● DESCRIPTION OF THE TASK:
Copy, from the data below, every line that has "ECDC" in it.

● INFORMATION PROVIDED:

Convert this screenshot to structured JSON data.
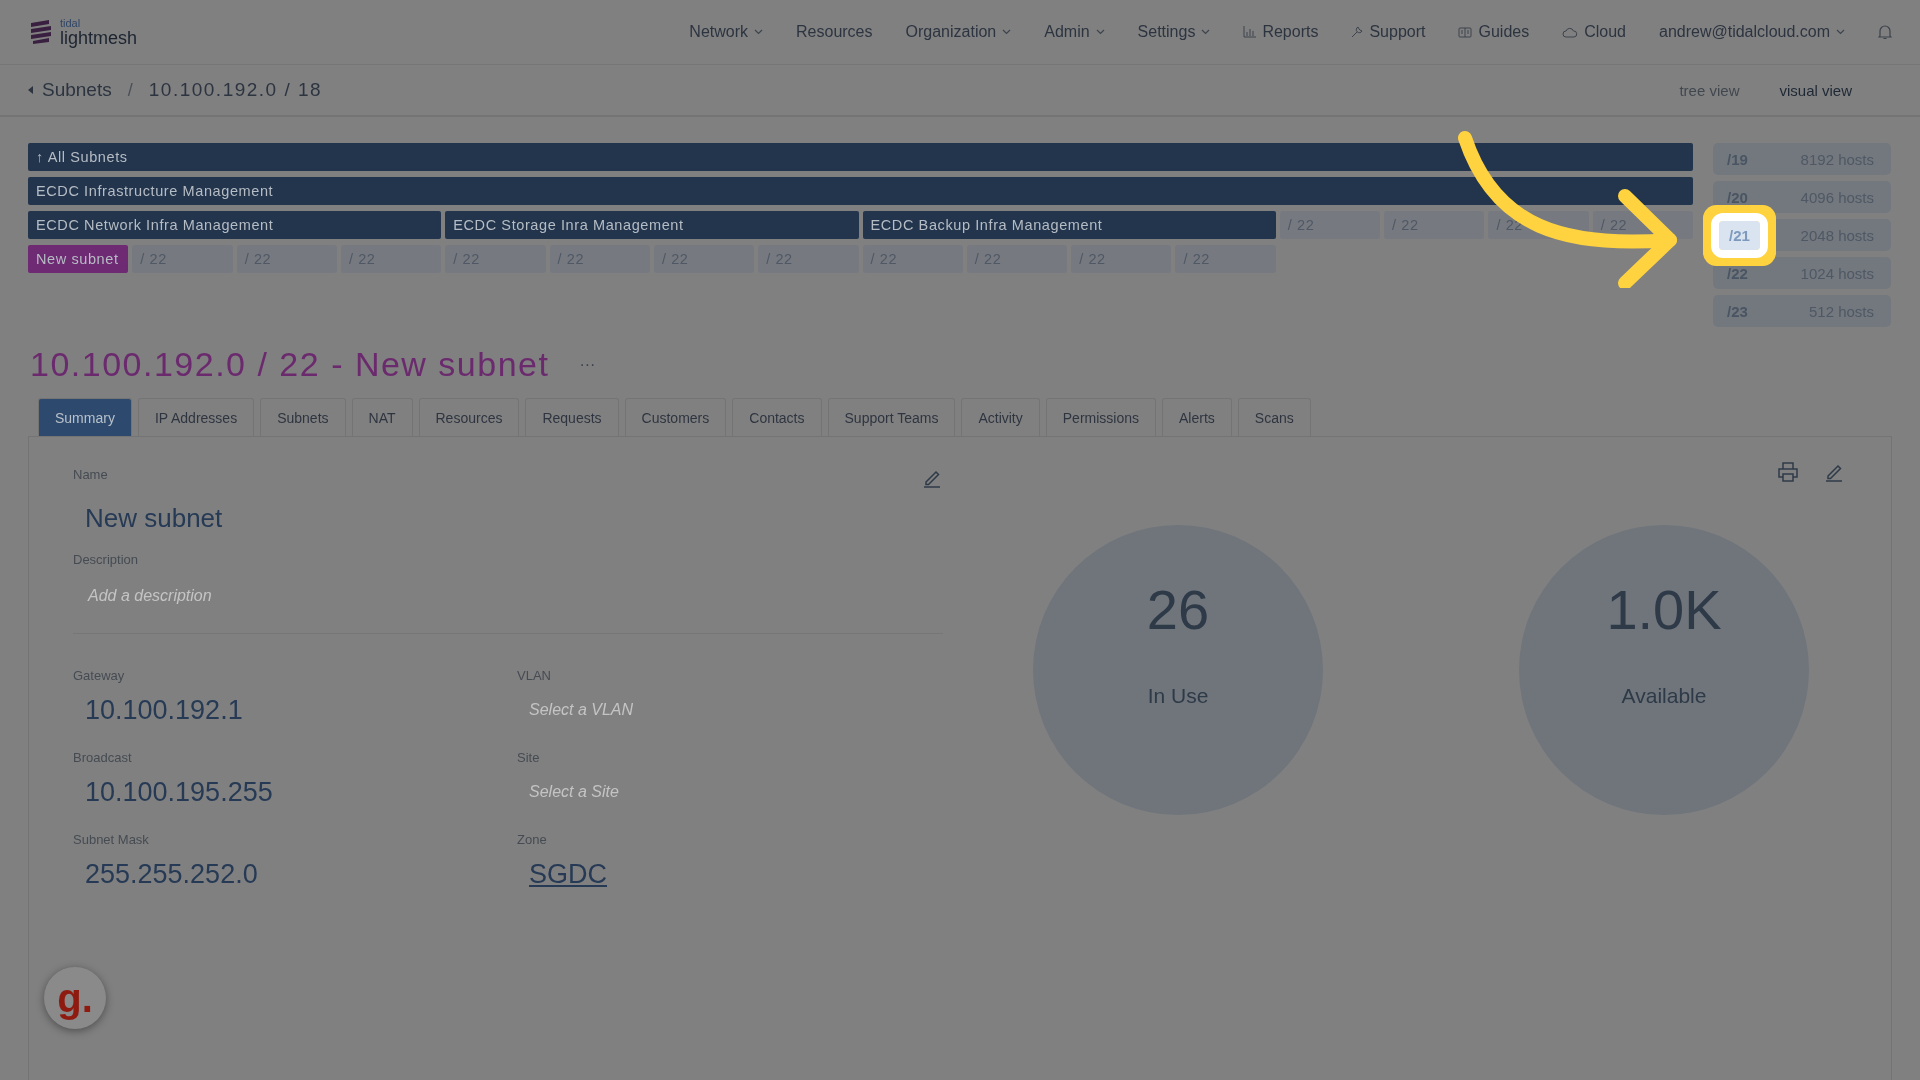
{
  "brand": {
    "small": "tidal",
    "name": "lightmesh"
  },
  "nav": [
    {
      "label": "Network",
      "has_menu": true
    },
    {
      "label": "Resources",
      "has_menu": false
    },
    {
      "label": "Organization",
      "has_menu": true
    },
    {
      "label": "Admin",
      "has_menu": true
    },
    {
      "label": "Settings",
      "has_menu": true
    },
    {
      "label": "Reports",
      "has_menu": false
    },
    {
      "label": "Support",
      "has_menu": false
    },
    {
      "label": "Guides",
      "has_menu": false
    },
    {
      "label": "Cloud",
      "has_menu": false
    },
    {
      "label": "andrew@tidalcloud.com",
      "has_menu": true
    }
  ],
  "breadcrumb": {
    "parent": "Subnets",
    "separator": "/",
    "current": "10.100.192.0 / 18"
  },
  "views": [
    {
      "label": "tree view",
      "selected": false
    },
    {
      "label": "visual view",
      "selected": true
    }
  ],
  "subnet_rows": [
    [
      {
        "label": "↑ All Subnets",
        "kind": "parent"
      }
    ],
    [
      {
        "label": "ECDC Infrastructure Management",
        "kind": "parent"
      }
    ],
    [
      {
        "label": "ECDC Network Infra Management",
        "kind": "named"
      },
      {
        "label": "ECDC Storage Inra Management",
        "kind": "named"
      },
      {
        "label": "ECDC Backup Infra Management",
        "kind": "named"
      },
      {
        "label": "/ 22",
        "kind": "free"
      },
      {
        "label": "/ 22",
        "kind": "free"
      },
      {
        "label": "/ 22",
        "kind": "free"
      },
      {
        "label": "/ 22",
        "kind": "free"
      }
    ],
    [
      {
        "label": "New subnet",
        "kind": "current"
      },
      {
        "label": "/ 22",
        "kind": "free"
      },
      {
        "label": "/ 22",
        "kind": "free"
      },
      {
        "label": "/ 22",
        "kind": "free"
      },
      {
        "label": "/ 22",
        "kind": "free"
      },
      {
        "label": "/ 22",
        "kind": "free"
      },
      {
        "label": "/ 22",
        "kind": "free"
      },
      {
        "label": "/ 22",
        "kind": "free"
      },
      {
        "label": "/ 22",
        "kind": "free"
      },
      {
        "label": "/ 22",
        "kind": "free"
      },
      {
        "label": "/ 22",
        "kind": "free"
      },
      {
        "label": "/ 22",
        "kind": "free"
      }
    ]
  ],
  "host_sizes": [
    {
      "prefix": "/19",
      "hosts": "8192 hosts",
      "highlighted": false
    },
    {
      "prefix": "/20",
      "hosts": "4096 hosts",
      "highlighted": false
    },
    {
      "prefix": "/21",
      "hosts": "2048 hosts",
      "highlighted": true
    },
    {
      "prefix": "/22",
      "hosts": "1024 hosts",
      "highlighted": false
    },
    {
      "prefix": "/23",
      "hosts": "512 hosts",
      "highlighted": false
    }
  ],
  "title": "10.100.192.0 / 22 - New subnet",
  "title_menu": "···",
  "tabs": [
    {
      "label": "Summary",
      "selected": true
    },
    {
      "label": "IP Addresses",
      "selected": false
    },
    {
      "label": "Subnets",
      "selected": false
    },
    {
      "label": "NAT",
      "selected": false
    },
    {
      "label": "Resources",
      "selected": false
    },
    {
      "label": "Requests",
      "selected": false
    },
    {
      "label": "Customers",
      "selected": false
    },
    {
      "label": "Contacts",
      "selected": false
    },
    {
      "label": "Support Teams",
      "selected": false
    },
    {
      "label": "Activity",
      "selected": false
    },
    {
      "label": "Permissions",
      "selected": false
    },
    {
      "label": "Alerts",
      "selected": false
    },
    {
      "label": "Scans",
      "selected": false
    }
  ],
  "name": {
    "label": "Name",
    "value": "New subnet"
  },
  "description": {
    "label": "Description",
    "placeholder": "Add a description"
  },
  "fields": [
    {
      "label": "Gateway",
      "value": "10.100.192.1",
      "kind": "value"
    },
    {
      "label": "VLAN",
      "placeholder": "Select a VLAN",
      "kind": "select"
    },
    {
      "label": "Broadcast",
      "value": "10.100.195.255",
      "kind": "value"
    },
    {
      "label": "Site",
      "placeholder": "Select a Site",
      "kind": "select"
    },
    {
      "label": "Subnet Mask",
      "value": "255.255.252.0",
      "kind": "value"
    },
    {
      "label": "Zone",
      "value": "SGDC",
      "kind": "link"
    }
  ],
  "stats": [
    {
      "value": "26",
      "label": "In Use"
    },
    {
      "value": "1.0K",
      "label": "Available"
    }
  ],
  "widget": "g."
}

● THE COMPLETED TASK:
        "label": "ECDC Infrastructure Management",
        "label": "ECDC Network Infra Management",
        "label": "ECDC Storage Inra Management",
        "label": "ECDC Backup Infra Management",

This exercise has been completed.